>>>
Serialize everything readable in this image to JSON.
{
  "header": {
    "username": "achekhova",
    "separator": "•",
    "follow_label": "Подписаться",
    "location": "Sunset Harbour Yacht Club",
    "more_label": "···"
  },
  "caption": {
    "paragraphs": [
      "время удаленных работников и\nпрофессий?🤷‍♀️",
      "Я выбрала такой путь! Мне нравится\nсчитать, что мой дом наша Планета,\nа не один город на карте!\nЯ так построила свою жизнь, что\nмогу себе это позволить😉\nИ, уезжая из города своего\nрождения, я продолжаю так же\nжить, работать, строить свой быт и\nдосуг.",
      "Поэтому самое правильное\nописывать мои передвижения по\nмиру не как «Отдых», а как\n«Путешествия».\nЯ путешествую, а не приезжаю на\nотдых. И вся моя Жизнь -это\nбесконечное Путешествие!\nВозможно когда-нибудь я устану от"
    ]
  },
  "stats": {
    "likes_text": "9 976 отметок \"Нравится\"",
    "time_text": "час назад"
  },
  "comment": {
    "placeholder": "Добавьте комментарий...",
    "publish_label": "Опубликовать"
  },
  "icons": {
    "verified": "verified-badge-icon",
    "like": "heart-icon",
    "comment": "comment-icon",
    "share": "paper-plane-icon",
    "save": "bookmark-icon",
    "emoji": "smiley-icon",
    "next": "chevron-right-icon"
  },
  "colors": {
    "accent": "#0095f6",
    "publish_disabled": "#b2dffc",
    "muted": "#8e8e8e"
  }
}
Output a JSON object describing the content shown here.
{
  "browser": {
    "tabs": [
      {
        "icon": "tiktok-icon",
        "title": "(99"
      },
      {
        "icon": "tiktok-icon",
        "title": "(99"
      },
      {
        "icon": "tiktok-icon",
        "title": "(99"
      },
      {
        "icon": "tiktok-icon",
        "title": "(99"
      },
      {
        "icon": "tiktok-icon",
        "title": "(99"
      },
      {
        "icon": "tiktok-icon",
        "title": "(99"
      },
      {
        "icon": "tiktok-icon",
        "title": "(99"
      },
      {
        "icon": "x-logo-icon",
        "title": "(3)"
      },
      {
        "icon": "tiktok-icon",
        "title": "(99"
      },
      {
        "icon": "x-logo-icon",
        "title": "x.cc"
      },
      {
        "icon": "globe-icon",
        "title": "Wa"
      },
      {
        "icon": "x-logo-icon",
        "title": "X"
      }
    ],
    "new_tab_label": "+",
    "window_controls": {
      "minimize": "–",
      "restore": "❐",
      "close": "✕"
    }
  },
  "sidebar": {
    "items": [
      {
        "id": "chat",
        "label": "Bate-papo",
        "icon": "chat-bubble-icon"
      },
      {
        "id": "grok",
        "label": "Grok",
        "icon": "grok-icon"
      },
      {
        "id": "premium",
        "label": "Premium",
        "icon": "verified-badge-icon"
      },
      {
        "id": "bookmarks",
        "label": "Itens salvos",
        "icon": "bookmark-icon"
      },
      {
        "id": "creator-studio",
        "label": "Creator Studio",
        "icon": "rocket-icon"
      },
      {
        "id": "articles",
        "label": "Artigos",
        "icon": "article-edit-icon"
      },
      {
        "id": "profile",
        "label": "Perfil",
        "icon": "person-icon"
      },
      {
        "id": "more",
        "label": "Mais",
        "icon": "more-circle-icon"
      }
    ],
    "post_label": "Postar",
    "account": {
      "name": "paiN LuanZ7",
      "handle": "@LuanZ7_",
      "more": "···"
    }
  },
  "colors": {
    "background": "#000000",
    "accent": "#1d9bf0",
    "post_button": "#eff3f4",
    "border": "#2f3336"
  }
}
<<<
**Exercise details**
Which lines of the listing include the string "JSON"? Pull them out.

**Response to this task**
Serialize everything readable in this image to JSON.
Output a JSON object describing the content shown here.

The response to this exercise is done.